Civil wars thus established their presence and a people characterized by love for the other got involved in killings and corrupt leadership as portrayed by Buenda's son colonel Aureliano Buendia in his dictatorial rule. He was eventually assassinated by a firing squad. The entry of civilization and outward interference are described by the author as having provided avenues for a metamorphosis in deaths, marriages and love affairs. Death rates began to increase and so were marriage breakups that were slightly or majorly influenced by the coming of brothels.
Throughout the entire six generations in the Buenda family, the author is able to note a series of activities that keep recurring typical of human existence. Garcia is emphasizing the point that the human race is fond of experiencing the same things over and over again. Using the same set of names for males and females throughout the book is bound to implant the notion of a constant repetition of activities since it is very hard to tell the difference between identical names for two individuals. The entry of modernity therefore serves to state the authenticity of Melquiades' predictions about the turbulence and eventual downfall of the village in relation to external interference and civilizations. These predictions have consistently featured throughout the book as the village defiles its innocence towards its failure and crumbling due to civilization and repetition of previous mistakes (Marquez 2).

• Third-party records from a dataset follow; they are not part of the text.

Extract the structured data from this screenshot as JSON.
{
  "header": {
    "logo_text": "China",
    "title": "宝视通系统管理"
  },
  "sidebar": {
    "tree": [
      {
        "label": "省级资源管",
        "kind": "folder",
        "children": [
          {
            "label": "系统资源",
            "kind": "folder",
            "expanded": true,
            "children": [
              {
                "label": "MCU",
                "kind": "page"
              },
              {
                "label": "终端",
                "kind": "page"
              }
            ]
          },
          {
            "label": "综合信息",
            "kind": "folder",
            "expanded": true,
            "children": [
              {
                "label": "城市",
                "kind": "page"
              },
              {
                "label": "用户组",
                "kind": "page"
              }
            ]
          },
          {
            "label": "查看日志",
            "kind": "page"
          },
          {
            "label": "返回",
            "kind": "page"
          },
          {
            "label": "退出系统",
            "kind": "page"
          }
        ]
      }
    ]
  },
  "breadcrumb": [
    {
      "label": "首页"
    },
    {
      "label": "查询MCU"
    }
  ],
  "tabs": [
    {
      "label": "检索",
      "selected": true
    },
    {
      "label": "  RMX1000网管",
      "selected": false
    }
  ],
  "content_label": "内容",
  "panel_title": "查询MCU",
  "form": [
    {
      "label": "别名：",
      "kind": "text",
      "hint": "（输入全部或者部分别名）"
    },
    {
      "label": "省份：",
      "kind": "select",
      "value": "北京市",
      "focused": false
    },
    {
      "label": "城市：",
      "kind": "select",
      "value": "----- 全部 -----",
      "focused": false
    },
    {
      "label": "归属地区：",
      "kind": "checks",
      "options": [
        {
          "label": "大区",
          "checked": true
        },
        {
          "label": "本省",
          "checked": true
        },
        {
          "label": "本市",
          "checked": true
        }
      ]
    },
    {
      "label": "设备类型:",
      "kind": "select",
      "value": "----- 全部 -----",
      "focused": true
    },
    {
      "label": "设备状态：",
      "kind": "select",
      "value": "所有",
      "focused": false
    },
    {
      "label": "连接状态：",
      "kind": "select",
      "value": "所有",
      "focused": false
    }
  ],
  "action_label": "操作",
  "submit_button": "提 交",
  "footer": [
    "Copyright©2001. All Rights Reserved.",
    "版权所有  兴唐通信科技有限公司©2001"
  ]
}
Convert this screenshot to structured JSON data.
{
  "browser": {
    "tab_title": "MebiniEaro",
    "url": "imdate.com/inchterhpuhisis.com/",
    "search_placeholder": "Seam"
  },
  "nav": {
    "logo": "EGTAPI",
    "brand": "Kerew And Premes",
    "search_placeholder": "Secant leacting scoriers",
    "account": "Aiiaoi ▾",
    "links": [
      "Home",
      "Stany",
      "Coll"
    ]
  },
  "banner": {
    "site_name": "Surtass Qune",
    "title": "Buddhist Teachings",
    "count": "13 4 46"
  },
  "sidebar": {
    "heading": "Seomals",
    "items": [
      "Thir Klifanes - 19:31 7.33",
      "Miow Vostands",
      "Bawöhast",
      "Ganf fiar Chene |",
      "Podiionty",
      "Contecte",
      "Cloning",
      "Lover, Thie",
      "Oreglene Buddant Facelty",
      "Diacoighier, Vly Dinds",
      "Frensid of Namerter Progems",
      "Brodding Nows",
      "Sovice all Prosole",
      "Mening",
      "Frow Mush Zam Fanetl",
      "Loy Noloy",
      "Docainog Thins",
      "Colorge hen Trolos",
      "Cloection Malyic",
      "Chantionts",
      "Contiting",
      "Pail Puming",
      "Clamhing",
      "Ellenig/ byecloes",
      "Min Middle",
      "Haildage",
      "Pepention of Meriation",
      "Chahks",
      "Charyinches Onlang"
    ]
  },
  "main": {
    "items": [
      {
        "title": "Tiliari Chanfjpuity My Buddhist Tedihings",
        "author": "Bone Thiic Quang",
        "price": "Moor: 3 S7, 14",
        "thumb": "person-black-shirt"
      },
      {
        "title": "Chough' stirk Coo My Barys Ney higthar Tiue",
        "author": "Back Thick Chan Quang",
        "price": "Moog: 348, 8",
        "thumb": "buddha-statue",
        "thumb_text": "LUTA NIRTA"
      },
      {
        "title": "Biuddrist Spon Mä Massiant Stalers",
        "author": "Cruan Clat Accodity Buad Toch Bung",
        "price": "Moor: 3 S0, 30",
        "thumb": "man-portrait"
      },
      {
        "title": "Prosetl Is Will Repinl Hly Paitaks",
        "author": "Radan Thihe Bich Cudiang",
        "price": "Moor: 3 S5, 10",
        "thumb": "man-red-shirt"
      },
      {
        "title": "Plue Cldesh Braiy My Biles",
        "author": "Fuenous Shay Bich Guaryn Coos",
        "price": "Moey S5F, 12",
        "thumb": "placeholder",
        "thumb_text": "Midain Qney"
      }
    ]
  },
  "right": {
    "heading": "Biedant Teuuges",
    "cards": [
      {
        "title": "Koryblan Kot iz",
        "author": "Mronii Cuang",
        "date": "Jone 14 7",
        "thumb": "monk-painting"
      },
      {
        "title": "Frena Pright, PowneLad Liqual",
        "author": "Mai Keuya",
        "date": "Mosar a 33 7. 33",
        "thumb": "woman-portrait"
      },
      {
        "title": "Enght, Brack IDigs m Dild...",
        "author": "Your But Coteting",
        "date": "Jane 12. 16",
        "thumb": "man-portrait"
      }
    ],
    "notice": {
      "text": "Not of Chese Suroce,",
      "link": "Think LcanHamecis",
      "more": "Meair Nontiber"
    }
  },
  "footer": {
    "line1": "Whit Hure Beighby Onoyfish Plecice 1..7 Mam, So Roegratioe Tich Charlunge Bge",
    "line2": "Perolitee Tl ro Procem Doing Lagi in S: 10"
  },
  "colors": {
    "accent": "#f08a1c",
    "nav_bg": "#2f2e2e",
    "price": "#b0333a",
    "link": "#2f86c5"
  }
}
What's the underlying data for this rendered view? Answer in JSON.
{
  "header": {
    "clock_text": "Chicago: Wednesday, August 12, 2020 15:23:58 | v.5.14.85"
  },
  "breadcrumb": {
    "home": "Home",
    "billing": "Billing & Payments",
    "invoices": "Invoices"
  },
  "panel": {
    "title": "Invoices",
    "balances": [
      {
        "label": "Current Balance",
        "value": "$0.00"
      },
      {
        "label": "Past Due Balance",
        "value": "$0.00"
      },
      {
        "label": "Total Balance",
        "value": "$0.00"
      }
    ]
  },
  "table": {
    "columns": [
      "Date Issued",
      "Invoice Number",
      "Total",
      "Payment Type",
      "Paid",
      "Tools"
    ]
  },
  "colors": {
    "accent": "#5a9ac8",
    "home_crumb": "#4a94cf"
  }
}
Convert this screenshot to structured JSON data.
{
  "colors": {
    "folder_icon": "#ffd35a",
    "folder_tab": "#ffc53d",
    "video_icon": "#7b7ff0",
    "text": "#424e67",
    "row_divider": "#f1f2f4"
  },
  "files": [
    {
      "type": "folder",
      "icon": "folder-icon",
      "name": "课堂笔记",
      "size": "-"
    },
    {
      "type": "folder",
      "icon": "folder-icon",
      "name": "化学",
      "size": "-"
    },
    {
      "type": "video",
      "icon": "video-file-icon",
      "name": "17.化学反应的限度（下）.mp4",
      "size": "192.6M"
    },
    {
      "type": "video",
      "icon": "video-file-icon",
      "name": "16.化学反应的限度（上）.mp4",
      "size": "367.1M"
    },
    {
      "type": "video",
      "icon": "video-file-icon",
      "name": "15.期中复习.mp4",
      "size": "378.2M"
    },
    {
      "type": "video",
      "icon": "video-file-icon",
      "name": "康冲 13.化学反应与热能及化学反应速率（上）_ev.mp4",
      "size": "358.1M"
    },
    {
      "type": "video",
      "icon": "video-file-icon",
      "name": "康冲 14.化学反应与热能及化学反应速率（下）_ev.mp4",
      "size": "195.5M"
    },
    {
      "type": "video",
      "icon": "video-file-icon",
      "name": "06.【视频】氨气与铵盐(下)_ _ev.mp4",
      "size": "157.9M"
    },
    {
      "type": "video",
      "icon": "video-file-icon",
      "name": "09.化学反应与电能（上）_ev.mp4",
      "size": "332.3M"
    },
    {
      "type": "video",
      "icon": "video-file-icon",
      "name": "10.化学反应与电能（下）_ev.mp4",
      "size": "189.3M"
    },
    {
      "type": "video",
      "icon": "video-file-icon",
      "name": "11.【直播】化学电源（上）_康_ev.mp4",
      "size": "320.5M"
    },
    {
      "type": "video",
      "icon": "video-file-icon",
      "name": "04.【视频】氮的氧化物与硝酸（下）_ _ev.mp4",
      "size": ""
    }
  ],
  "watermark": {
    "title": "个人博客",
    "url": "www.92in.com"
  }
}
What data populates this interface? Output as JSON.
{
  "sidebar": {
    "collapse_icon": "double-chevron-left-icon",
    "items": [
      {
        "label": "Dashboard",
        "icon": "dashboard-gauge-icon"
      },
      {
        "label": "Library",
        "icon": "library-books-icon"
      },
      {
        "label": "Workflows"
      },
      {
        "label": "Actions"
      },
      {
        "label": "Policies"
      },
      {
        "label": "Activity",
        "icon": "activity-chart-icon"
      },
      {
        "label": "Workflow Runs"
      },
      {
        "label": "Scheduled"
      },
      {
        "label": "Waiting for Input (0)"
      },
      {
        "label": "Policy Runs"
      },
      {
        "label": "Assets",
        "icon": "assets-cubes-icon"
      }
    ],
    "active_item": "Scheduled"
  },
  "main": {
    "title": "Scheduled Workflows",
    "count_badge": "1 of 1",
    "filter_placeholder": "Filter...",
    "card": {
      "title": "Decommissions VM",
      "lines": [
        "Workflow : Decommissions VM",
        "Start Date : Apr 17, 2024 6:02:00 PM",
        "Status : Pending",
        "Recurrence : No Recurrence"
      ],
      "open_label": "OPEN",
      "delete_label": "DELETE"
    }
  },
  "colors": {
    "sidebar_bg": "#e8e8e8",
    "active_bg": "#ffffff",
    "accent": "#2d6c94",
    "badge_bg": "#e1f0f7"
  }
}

As the fictional village faces the realities accorded by violent pasts and illusive progress, the Buenda family is as well facing its final chapter of prominence and its members are faced with regrets for the past. These events truly reflect the reality posed by external forces on simple societies and the subsequent failures to keep track of foreign behavior and therefore inviting a cycle of mistakes. In conclusion deaths, violence, strikes and failed romances as described by the plot, therefore validate the thesis statement implying that the entry of civilization and modernity into the arena was instrumental in changing the mentalities of a variety of characters and directly or indirectly relate to the cycle of repetitive activities that shaped the village from the beginning to the end.